Swiss Startup Radar, a data analysis of 4,000 technology-based start-up companies with growth potential, paints an unvarnished picture of the Swiss start-up scene. One result shows that in the ICT sector, and particularly in marketplaces, young Swiss technology companies are weak in European comparison. The next eBay or Amazon will most likely not come from Switzerland. Have Swiss start-ups slept through digitalisation? Not at all. A closer look at the data shows that these companies are among the drivers of digitalisation – and not only in the e-commerce sector, but also in the industries in which Swiss companies have long been global innovation leaders.
Swiss start-ups are particularly strong in the mechanical, electrical and metal industries, life sciences and fintech. A comparison of the proportion of Swiss start-ups in these areas with those of similar economies highlights the differences. The number of industrial start-ups in Switzerland is almost twice as high as in Germany and three times higher than in the UK. In medtech, the differences are even greater, and in fintech only the UK has a higher share than Switzerland.
A closer examination reveals that start-ups in these flagship sectors often describe their activities in terms of their contribution to digitalisation; for example, ‘robotics’ and ‘sensor’ in the case of industrial start-ups, or ‘crowdfunding’, ‘mobile payments’ and ‘fintech’ among the young fintech firms.
These start-ups are the drivers of digitalisation and this is good – they keep fit those key sectors that are crucial to Switzerland’s prosperity.
The importance of start-ups, as Startup Radarhas shown, has increased massively in recent years, with the number quadrupling since 2003. At the same time, a recent study by KOF Swiss Economic Instituteat ETH Zurich found that over the same period, the proportion of Swiss companies investing in research and development has declined significantly, and the proportion developing market innovations has fallen even more sharply. The majority of innovating companies are developing better versions of products already on the market. However, KOF’s study also shows that companies that still invest in research and development are spending more money than they were 10 years ago.
Both studies together give a clear picture of the transformation and shift of the innovative Swiss economy. SMEs, which in Switzerland have long been very innovative, now focus on product improvements or have completely abandoned research and development. Start-ups have jumped into the gap with risky new developments, financed by specialist investors.

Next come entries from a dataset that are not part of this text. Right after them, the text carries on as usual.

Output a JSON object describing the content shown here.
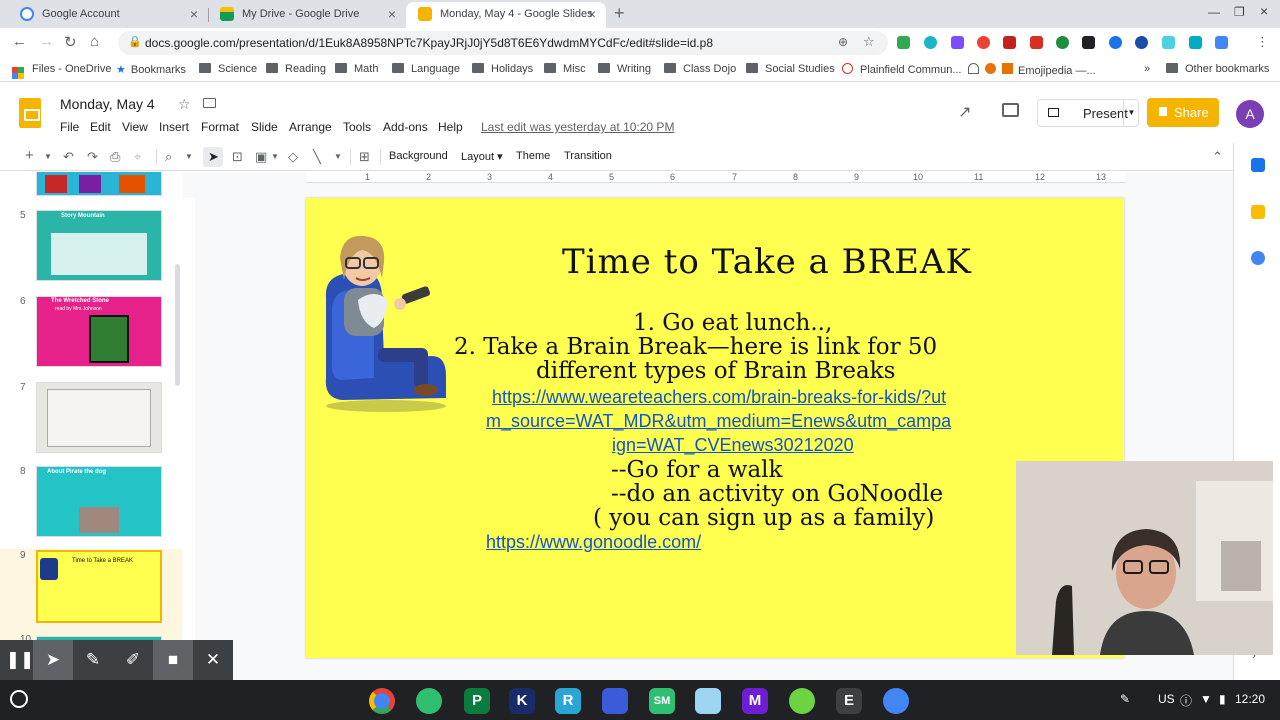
{
  "browser": {
    "tabs": [
      {
        "title": "Google Account",
        "icon": "google-icon",
        "color": "#4285f4"
      },
      {
        "title": "My Drive - Google Drive",
        "icon": "drive-icon",
        "color": "#0f9d58"
      },
      {
        "title": "Monday, May 4 - Google Slides",
        "icon": "slides-icon",
        "color": "#f4b400",
        "active": true
      }
    ],
    "url": "docs.google.com/presentation/d/1Euk8A8958NPTc7KpayJRjJ0jY5d8T6E6YdwdmMYCdFc/edit#slide=id.p8",
    "bookmarks": [
      "Files - OneDrive",
      "Bookmarks",
      "Science",
      "Reading",
      "Math",
      "Language",
      "Holidays",
      "Misc",
      "Writing",
      "Class Dojo",
      "Social Studies",
      "Plainfield Commun...",
      "Emojipedia —..."
    ],
    "other_bookmarks": "Other bookmarks",
    "more_bookmarks": "»"
  },
  "doc": {
    "title": "Monday, May 4",
    "menus": [
      "File",
      "Edit",
      "View",
      "Insert",
      "Format",
      "Slide",
      "Arrange",
      "Tools",
      "Add-ons",
      "Help"
    ],
    "last_edit": "Last edit was yesterday at 10:20 PM",
    "present_label": "Present",
    "share_label": "Share",
    "avatar_letter": "A"
  },
  "toolbar": {
    "background": "Background",
    "layout": "Layout ▾",
    "theme": "Theme",
    "transition": "Transition"
  },
  "ruler": {
    "ticks": [
      "1",
      "2",
      "3",
      "4",
      "5",
      "6",
      "7",
      "8",
      "9",
      "10",
      "11",
      "12",
      "13"
    ]
  },
  "filmstrip": {
    "slides": [
      {
        "num": "5",
        "title": "Story Mountain",
        "bg": "#2bb5a9"
      },
      {
        "num": "6",
        "title": "The Wretched Stone",
        "subtitle": "read by Mrs Johnson",
        "bg": "#e6228a"
      },
      {
        "num": "7",
        "title": "",
        "bg": "#e8e6e1"
      },
      {
        "num": "8",
        "title": "About Pirate the dog",
        "bg": "#24c3c6"
      },
      {
        "num": "9",
        "title": "Time to Take a BREAK",
        "bg": "#ffff50",
        "selected": true
      },
      {
        "num": "10"
      }
    ]
  },
  "slide": {
    "title": "Time to Take a BREAK",
    "lines": [
      "1.  Go eat lunch..,",
      "2. Take a Brain Break—here is  link for 50",
      "different types of Brain Breaks"
    ],
    "link1": [
      "https://www.weareteachers.com/brain-breaks-for-kids/?ut",
      "m_source=WAT_MDR&utm_medium=Enews&utm_campa",
      "ign=WAT_CVEnews30212020"
    ],
    "lines2": [
      "--Go for a walk",
      "--do an activity on GoNoodle",
      "( you can sign up as a family)"
    ],
    "link2": "https://www.gonoodle.com/",
    "colors": {
      "slide_bg": "#ffff50",
      "link": "#1155cc"
    }
  },
  "shelf": {
    "apps": [
      {
        "name": "chrome-app",
        "letter": "",
        "color": "#4285f4"
      },
      {
        "name": "app-green-face",
        "letter": "",
        "color": "#2fbf71"
      },
      {
        "name": "app-p",
        "letter": "P",
        "color": "#0a7c3e"
      },
      {
        "name": "app-k",
        "letter": "K",
        "color": "#1a2b6b"
      },
      {
        "name": "app-r",
        "letter": "R",
        "color": "#2aa6d6"
      },
      {
        "name": "app-grid",
        "letter": "",
        "color": "#3b5bdb"
      },
      {
        "name": "app-sm",
        "letter": "SM",
        "color": "#2fbf71"
      },
      {
        "name": "app-star",
        "letter": "",
        "color": "#9bd5f2"
      },
      {
        "name": "app-m",
        "letter": "M",
        "color": "#6d1ed4"
      },
      {
        "name": "app-leaf",
        "letter": "",
        "color": "#6cd443"
      },
      {
        "name": "app-e",
        "letter": "E",
        "color": "#3c4043"
      },
      {
        "name": "files-app",
        "letter": "",
        "color": "#4285f4"
      }
    ],
    "locale": "US",
    "time": "12:20"
  }
}
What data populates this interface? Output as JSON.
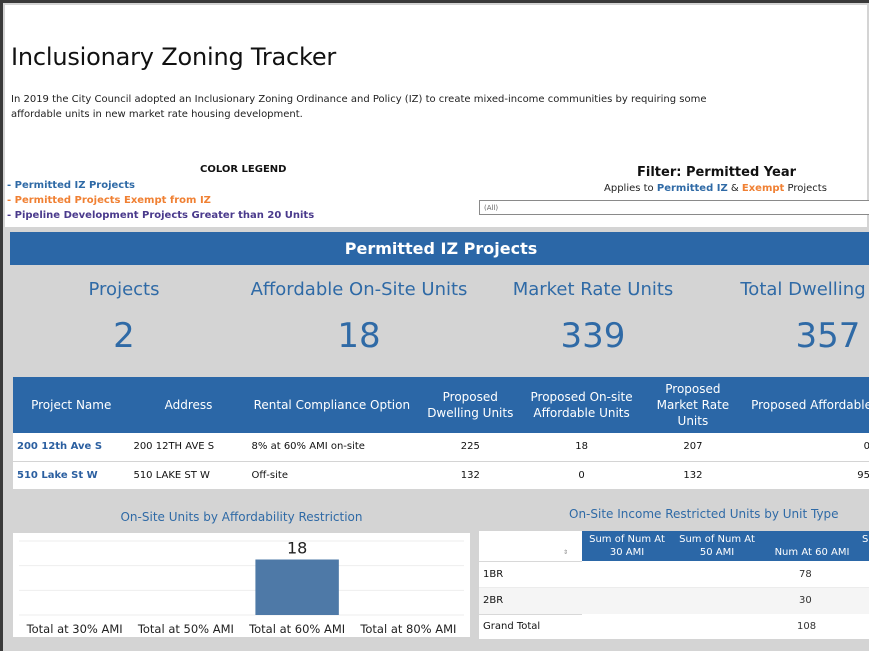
{
  "page": {
    "title": "Inclusionary Zoning Tracker",
    "intro": "In 2019 the City Council adopted an Inclusionary Zoning Ordinance and Policy (IZ) to create mixed-income communities by requiring some affordable units in new market rate housing development."
  },
  "legend": {
    "title": "COLOR LEGEND",
    "items": [
      {
        "label": "- Permitted IZ Projects",
        "color": "#2f6aa6"
      },
      {
        "label": "- Permitted Projects Exempt from IZ",
        "color": "#f08033"
      },
      {
        "label": "- Pipeline Development Projects Greater than 20 Units",
        "color": "#4a3a8c"
      }
    ]
  },
  "filter": {
    "title": "Filter: Permitted Year",
    "sub_prefix": "Applies to ",
    "sub_blue": "Permitted IZ",
    "sub_mid": " & ",
    "sub_orange": "Exempt",
    "sub_suffix": " Projects",
    "selected": "(All)"
  },
  "section": {
    "title": "Permitted IZ Projects"
  },
  "kpis": [
    {
      "label": "Projects",
      "value": "2"
    },
    {
      "label": "Affordable On-Site Units",
      "value": "18"
    },
    {
      "label": "Market Rate Units",
      "value": "339"
    },
    {
      "label": "Total Dwelling",
      "value": "357"
    }
  ],
  "projects_table": {
    "columns": [
      "Project Name",
      "Address",
      "Rental Compliance Option",
      "Proposed Dwelling Units",
      "Proposed On-site Affordable Units",
      "Proposed Market Rate Units",
      "Proposed Affordable"
    ],
    "rows": [
      [
        "200 12th Ave S",
        "200 12TH AVE S",
        "8% at 60% AMI on-site",
        "225",
        "18",
        "207",
        "0"
      ],
      [
        "510 Lake St W",
        "510 LAKE ST W",
        "Off-site",
        "132",
        "0",
        "132",
        "95"
      ]
    ]
  },
  "chart_data": {
    "type": "bar",
    "title": "On-Site Units by Affordability Restriction",
    "categories": [
      "Total at 30% AMI",
      "Total at 50% AMI",
      "Total at 60% AMI",
      "Total at 80% AMI"
    ],
    "values": [
      0,
      0,
      18,
      0
    ],
    "data_labels": [
      "",
      "",
      "18",
      ""
    ],
    "xlabel": "",
    "ylabel": "",
    "ylim": [
      0,
      24
    ],
    "grid": true,
    "bar_color": "#4e79a7"
  },
  "pivot": {
    "title": "On-Site Income Restricted Units by Unit Type",
    "columns": [
      "Sum of Num At 30 AMI",
      "Sum of Num At 50 AMI",
      "Num At 60 AMI",
      "Su"
    ],
    "rows": [
      {
        "label": "1BR",
        "values": [
          "",
          "",
          "78"
        ]
      },
      {
        "label": "2BR",
        "values": [
          "",
          "",
          "30"
        ]
      },
      {
        "label": "Grand Total",
        "values": [
          "",
          "",
          "108"
        ]
      }
    ]
  }
}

This shift is necessary and that it is taking place in Switzerland is good news. But the question is, is it going fast enough? Analysis by Startup Radarshows that technology-based start-ups develop more slowly than one would think. The growth phase sets in only after nine to 10 years, and after 20 years the average start-up has developed into a company with at least 50 employees.
This gives rise to thoughts on how to speed up this process. There are some starting points, including better support for start-ups in the growth phase; ie, in the second decade of their existence. It would certainly help to open up existing sector networks to the newcomers, and the recruitment of graduates of Swiss universities, regardless of their nationality, would also facilitate growth. Startup Radartakes no position on such broader considerations, but its analysis provides a factual basis for discussion of such questions for the first time.
Stefan Kyora is an entrepreneur, doctor of philosophy and editor-in-chief of startupticker, the news portal of the Swiss start-up scene. In addition to daily news and a weekly newsletter, startupticker publishes regular studies on the Swiss start-up scene. In January 2019, for example, the next Swiss Venture Capital Report, the annual analysis and listing of investment in Swiss start-ups, will appear.